Your answer should be every line from the records that contains "post".

- _Source records_:
• • • • • • •
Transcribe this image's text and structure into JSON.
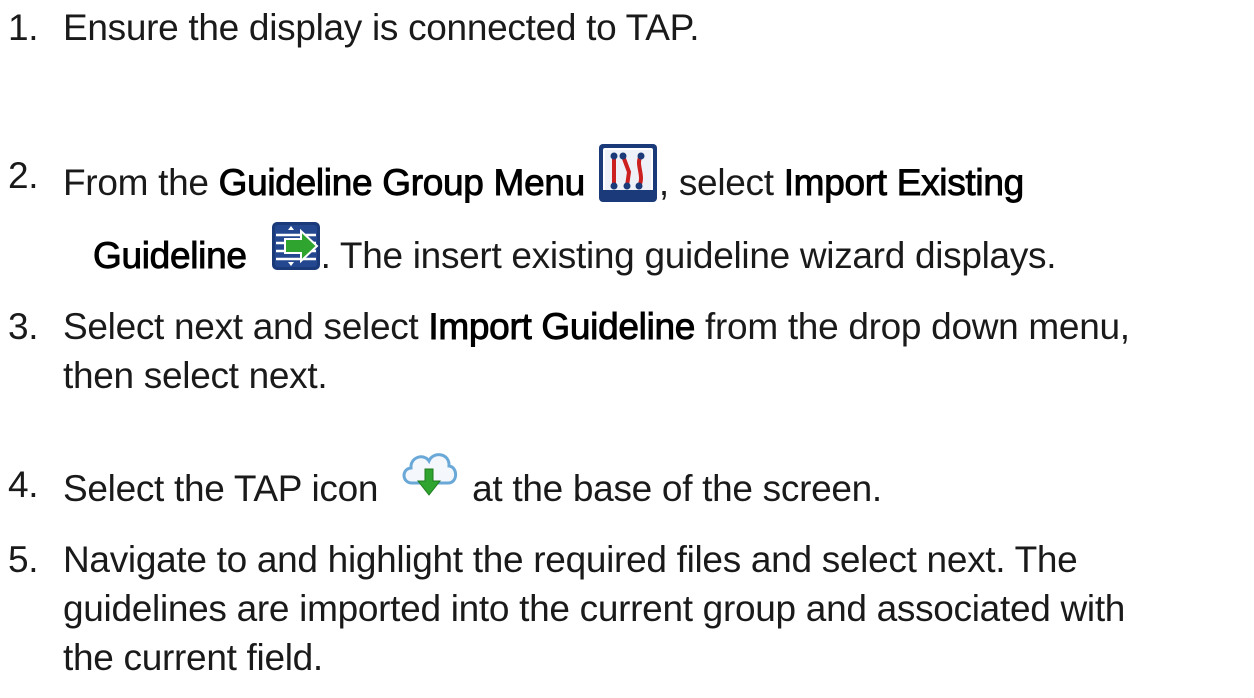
{
  "steps": [
    {
      "number": "1.",
      "line1": "Ensure the display is connected to TAP."
    },
    {
      "number": "2.",
      "pre": "From the ",
      "bold1": "Guideline Group Menu",
      "mid": ", select ",
      "bold2a": "Import Existing",
      "bold2b": "Guideline",
      "post": ". The insert existing guideline wizard displays.",
      "icon1": "guideline-group-menu-icon",
      "icon2": "import-existing-guideline-icon"
    },
    {
      "number": "3.",
      "pre": "Select next and select ",
      "bold": "Import Guideline",
      "post": " from the drop down menu,",
      "line2": "then select next."
    },
    {
      "number": "4.",
      "pre": "Select the TAP icon",
      "post": "at the base of the screen.",
      "icon": "tap-cloud-download-icon"
    },
    {
      "number": "5.",
      "line1": "Navigate to and highlight the required files and select next. The",
      "line2": "guidelines are imported into the current group and associated with",
      "line3": "the current field."
    }
  ],
  "colors": {
    "text": "#1a1a1a",
    "icon_red": "#cc1f1f",
    "icon_navy": "#1a3a7a",
    "icon_green": "#2fa52f",
    "icon_cloud": "#6aa8d8"
  }
}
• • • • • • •
- _Exercise answer_:
      "post": ". The insert existing guideline wizard displays.",
      "post": " from the drop down menu,",
      "post": "at the base of the screen.",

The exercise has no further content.